::: Information :::
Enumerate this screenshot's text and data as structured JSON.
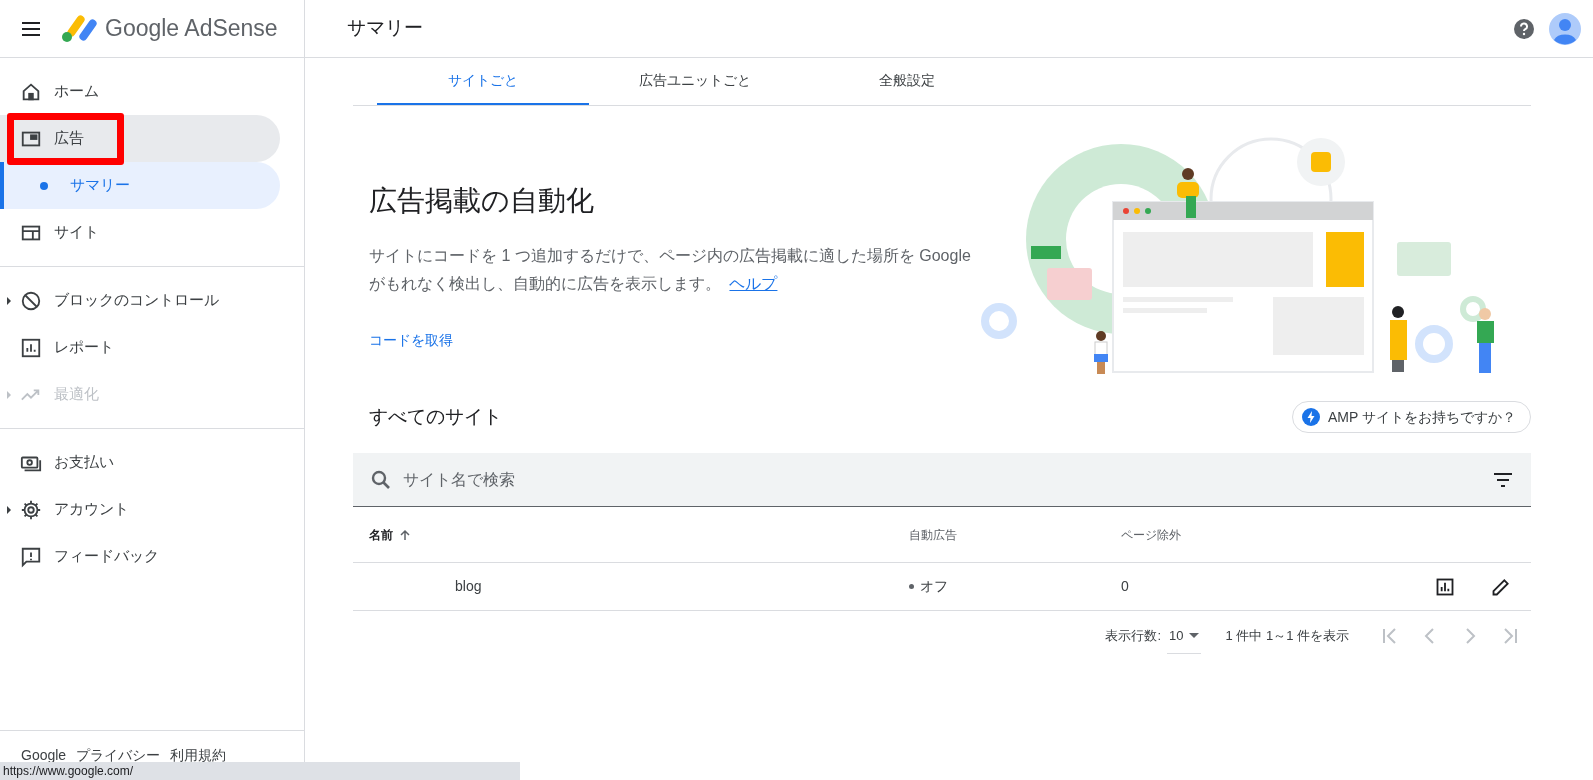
{
  "header": {
    "product": "Google AdSense",
    "page_title": "サマリー"
  },
  "sidebar": {
    "sections": [
      [
        {
          "label": "ホーム",
          "expandable": false,
          "disabled": false,
          "selected": false,
          "highlighted": false
        },
        {
          "label": "広告",
          "expandable": false,
          "disabled": false,
          "selected": true,
          "highlighted": true,
          "children": [
            {
              "label": "サマリー",
              "selected": true
            }
          ]
        },
        {
          "label": "サイト",
          "expandable": false,
          "disabled": false,
          "selected": false,
          "highlighted": false
        }
      ],
      [
        {
          "label": "ブロックのコントロール",
          "expandable": true,
          "disabled": false,
          "selected": false,
          "highlighted": false
        },
        {
          "label": "レポート",
          "expandable": false,
          "disabled": false,
          "selected": false,
          "highlighted": false
        },
        {
          "label": "最適化",
          "expandable": true,
          "disabled": true,
          "selected": false,
          "highlighted": false
        }
      ],
      [
        {
          "label": "お支払い",
          "expandable": false,
          "disabled": false,
          "selected": false,
          "highlighted": false
        },
        {
          "label": "アカウント",
          "expandable": true,
          "disabled": false,
          "selected": false,
          "highlighted": false
        },
        {
          "label": "フィードバック",
          "expandable": false,
          "disabled": false,
          "selected": false,
          "highlighted": false
        }
      ]
    ],
    "footer_links": [
      "Google",
      "プライバシー",
      "利用規約"
    ]
  },
  "tabs": [
    {
      "label": "サイトごと",
      "selected": true
    },
    {
      "label": "広告ユニットごと",
      "selected": false
    },
    {
      "label": "全般設定",
      "selected": false
    }
  ],
  "hero": {
    "title": "広告掲載の自動化",
    "text": "サイトにコードを 1 つ追加するだけで、ページ内の広告掲載に適した場所を Google がもれなく検出し、自動的に広告を表示します。",
    "link": "ヘルプ",
    "button": "コードを取得"
  },
  "sites": {
    "title": "すべてのサイト",
    "amp_chip": "AMP サイトをお持ちですか？",
    "search": {
      "placeholder": "サイト名で検索"
    },
    "columns": [
      {
        "label": "名前",
        "sorted": true
      },
      {
        "label": "自動広告",
        "sorted": false
      },
      {
        "label": "ページ除外",
        "sorted": false
      }
    ],
    "rows": [
      {
        "name": "blog",
        "auto_ads": "オフ",
        "color": "#5f6368",
        "excluded": "0"
      }
    ],
    "pagination": {
      "rows_label": "表示行数:",
      "rows_value": "10",
      "range": "1 件中 1～1 件を表示"
    }
  },
  "status_url": "https://www.google.com/"
}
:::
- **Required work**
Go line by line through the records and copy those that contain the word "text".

- **Task response**
Enumerate this screenshot's text and data as structured JSON.
    "text": "サイトにコードを 1 つ追加するだけで、ページ内の広告掲載に適した場所を Google がもれなく検出し、自動的に広告を表示します。",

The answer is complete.